• _DATA EXTRACTS_
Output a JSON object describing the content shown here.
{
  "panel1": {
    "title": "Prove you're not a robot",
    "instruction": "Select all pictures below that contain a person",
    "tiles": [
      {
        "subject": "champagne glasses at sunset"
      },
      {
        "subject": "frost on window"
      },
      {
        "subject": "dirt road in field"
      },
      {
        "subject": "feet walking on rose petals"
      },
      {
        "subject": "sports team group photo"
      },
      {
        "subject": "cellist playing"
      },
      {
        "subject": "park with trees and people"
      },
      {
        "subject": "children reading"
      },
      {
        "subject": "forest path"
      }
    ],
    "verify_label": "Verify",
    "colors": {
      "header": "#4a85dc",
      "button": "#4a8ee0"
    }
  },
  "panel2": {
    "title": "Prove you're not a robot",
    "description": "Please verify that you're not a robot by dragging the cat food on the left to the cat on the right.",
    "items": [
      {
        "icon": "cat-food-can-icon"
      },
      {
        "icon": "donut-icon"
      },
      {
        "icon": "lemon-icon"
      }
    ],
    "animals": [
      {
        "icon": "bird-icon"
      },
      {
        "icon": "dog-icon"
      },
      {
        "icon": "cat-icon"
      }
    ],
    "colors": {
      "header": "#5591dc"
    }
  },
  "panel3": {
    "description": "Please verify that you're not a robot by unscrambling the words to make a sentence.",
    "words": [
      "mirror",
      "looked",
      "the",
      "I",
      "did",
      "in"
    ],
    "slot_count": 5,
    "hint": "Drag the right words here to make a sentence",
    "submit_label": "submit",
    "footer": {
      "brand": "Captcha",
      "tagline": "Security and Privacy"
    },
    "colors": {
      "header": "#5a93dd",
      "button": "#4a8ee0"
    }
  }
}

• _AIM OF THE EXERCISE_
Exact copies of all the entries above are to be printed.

• _SOLVED PROBLEM_
Output a JSON object describing the content shown here.
{
  "panel1": {
    "title": "Prove you're not a robot",
    "instruction": "Select all pictures below that contain a person",
    "tiles": [
      {
        "subject": "champagne glasses at sunset"
      },
      {
        "subject": "frost on window"
      },
      {
        "subject": "dirt road in field"
      },
      {
        "subject": "feet walking on rose petals"
      },
      {
        "subject": "sports team group photo"
      },
      {
        "subject": "cellist playing"
      },
      {
        "subject": "park with trees and people"
      },
      {
        "subject": "children reading"
      },
      {
        "subject": "forest path"
      }
    ],
    "verify_label": "Verify",
    "colors": {
      "header": "#4a85dc",
      "button": "#4a8ee0"
    }
  },
  "panel2": {
    "title": "Prove you're not a robot",
    "description": "Please verify that you're not a robot by dragging the cat food on the left to the cat on the right.",
    "items": [
      {
        "icon": "cat-food-can-icon"
      },
      {
        "icon": "donut-icon"
      },
      {
        "icon": "lemon-icon"
      }
    ],
    "animals": [
      {
        "icon": "bird-icon"
      },
      {
        "icon": "dog-icon"
      },
      {
        "icon": "cat-icon"
      }
    ],
    "colors": {
      "header": "#5591dc"
    }
  },
  "panel3": {
    "description": "Please verify that you're not a robot by unscrambling the words to make a sentence.",
    "words": [
      "mirror",
      "looked",
      "the",
      "I",
      "did",
      "in"
    ],
    "slot_count": 5,
    "hint": "Drag the right words here to make a sentence",
    "submit_label": "submit",
    "footer": {
      "brand": "Captcha",
      "tagline": "Security and Privacy"
    },
    "colors": {
      "header": "#5a93dd",
      "button": "#4a8ee0"
    }
  }
}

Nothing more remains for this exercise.